WHAT IS REQUIRED →
Say how many lines in the data hold "before". Nothing else belongs in the answer.

GIVEN DATA →
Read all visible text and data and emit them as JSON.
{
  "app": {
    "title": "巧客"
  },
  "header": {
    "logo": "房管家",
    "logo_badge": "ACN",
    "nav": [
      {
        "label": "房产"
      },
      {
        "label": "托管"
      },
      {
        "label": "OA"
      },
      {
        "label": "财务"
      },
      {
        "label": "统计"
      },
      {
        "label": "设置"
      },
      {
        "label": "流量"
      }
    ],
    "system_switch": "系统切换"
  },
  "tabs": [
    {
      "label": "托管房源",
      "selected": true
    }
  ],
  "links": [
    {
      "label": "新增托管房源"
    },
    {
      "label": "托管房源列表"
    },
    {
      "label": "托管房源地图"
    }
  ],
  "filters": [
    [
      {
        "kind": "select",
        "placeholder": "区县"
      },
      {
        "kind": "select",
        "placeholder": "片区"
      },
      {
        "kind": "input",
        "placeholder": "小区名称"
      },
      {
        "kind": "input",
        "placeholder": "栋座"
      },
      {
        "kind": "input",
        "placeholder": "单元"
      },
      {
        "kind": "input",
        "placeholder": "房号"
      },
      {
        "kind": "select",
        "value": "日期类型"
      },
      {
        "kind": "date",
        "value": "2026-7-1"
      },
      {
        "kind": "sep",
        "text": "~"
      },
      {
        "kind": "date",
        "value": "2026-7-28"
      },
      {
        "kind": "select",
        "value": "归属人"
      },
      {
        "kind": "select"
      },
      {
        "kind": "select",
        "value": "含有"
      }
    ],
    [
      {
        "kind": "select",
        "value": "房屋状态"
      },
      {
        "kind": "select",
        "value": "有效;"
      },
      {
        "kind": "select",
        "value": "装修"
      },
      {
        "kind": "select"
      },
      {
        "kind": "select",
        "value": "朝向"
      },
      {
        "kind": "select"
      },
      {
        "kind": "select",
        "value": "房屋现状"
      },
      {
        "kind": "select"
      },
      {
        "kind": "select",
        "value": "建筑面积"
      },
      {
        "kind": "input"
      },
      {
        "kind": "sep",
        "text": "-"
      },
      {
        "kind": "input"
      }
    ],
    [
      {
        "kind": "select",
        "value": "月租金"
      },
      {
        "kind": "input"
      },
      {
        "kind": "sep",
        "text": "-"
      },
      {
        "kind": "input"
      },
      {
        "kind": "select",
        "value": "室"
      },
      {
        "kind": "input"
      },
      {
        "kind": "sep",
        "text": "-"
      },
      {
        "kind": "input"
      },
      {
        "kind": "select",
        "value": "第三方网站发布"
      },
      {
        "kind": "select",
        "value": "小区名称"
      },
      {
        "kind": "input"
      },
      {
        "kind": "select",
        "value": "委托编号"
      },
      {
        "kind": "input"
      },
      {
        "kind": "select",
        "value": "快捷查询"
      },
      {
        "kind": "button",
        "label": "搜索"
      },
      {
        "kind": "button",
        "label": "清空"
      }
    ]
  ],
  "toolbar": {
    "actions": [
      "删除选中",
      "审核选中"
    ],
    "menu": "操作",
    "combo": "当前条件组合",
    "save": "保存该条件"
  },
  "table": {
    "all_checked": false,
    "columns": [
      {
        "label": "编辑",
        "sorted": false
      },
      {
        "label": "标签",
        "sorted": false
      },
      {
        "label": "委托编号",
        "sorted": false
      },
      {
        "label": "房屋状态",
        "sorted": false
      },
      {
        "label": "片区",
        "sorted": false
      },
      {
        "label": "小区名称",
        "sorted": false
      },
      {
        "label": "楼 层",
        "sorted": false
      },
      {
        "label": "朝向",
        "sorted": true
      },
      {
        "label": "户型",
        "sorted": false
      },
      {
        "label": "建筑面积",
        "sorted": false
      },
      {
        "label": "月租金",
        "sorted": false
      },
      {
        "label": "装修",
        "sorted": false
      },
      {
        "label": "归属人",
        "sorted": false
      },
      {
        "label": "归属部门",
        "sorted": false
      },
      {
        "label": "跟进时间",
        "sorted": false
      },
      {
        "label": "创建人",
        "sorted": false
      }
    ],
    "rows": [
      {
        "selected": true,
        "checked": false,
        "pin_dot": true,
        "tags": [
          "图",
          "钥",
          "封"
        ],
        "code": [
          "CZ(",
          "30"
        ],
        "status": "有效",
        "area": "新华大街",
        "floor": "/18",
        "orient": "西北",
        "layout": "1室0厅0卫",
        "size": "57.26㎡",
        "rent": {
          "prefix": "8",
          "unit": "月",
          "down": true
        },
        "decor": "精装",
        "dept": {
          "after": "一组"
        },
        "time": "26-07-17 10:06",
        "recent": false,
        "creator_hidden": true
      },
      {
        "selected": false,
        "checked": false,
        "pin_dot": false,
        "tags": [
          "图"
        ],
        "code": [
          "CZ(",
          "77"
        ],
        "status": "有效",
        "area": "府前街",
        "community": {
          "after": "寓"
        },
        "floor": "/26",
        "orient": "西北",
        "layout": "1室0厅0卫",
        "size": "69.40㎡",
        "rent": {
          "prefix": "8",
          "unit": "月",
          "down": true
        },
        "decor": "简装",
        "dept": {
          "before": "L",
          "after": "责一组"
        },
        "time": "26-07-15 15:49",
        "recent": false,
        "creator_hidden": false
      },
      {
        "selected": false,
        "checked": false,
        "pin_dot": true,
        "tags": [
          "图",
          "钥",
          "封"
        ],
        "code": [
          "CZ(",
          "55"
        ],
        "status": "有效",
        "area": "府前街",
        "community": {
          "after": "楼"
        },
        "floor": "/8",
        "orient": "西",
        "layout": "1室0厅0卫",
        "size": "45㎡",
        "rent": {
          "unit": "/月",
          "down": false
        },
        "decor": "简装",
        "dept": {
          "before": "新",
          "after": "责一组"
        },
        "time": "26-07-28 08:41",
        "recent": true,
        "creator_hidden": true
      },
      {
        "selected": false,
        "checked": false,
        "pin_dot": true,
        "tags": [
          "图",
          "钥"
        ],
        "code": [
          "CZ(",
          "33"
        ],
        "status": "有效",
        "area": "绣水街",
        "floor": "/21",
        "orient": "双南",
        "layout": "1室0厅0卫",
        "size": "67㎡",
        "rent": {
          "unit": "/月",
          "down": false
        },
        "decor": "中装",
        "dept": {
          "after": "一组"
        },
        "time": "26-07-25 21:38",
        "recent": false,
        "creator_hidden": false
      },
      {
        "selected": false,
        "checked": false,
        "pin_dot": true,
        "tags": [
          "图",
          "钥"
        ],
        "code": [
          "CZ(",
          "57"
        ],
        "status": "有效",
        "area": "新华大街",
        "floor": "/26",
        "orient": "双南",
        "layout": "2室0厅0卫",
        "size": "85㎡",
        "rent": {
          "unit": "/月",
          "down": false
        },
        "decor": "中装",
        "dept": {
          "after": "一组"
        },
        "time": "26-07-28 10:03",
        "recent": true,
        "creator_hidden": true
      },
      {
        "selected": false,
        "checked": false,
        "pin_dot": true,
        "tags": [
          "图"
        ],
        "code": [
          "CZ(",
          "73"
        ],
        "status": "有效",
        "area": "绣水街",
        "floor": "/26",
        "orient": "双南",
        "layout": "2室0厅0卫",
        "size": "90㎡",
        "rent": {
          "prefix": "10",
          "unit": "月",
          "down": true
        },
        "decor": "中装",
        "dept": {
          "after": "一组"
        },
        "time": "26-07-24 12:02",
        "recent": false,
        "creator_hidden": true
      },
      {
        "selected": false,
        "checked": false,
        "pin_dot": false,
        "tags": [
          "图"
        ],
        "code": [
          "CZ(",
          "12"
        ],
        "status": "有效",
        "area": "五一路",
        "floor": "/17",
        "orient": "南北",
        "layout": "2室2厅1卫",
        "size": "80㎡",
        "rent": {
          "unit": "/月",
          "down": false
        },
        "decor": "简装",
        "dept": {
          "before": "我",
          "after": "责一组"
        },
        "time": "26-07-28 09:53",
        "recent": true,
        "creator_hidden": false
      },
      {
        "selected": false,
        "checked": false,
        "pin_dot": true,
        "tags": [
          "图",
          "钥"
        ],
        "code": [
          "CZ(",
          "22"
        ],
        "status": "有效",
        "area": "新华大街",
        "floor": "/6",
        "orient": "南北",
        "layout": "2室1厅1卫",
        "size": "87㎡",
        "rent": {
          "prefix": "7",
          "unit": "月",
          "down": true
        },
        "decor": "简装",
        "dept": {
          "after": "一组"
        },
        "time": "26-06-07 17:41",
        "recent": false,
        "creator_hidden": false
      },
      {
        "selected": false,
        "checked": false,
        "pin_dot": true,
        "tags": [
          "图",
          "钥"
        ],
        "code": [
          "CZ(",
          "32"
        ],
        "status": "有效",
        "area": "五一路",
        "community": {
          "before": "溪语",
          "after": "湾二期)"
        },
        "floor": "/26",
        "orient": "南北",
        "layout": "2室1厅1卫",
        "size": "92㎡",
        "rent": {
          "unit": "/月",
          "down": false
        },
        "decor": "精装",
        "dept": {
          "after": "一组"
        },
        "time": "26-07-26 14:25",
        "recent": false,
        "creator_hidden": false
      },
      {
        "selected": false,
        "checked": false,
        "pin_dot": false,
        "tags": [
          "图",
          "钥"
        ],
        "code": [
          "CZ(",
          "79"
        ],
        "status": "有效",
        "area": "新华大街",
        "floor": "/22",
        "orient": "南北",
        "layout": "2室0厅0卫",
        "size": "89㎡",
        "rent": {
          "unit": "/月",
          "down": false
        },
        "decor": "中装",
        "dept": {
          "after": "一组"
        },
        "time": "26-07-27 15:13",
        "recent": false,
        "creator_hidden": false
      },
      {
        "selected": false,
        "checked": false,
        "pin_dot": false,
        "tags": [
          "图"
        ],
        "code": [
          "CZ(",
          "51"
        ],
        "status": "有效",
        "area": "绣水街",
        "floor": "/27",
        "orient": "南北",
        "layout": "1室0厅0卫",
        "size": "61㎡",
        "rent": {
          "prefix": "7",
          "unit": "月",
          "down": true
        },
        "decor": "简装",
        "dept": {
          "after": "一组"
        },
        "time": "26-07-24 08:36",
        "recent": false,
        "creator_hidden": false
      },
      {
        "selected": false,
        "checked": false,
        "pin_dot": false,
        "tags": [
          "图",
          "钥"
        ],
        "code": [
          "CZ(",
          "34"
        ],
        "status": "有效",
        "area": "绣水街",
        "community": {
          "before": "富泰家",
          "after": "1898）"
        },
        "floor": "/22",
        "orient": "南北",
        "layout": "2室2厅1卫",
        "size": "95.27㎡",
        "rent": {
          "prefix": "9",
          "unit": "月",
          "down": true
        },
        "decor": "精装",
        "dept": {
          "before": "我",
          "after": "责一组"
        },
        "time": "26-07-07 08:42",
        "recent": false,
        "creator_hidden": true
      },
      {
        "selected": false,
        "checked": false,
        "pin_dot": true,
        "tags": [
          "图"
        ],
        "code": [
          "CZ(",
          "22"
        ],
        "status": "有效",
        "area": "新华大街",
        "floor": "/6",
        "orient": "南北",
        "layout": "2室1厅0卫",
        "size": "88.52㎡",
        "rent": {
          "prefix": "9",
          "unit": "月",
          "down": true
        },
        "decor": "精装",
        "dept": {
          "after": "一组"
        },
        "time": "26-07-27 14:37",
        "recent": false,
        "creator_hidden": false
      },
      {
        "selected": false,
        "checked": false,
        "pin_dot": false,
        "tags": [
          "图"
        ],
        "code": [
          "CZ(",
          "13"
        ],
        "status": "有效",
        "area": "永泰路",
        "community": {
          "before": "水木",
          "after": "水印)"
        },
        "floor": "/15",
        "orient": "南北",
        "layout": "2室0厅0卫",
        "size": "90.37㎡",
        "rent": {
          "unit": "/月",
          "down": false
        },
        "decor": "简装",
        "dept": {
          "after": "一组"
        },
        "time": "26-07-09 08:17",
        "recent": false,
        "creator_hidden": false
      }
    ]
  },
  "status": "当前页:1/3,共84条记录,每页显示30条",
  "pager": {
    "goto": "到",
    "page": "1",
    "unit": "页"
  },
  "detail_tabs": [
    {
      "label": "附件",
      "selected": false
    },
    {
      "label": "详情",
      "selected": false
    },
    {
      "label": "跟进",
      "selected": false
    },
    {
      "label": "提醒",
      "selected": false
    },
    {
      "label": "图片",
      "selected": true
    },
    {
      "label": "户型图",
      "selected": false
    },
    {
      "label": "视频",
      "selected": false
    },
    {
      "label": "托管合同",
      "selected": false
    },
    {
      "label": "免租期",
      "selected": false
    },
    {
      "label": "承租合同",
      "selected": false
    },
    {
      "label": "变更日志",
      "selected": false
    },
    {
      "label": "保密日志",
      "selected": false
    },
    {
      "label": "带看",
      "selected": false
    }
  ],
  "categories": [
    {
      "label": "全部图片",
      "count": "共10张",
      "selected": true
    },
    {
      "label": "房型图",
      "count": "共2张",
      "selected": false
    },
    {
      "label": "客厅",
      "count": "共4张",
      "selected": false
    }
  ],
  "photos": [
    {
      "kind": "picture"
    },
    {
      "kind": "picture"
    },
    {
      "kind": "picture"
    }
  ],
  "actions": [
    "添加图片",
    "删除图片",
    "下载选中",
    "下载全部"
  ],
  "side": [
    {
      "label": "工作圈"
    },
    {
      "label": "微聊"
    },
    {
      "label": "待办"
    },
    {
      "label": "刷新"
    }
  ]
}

RESULT →
7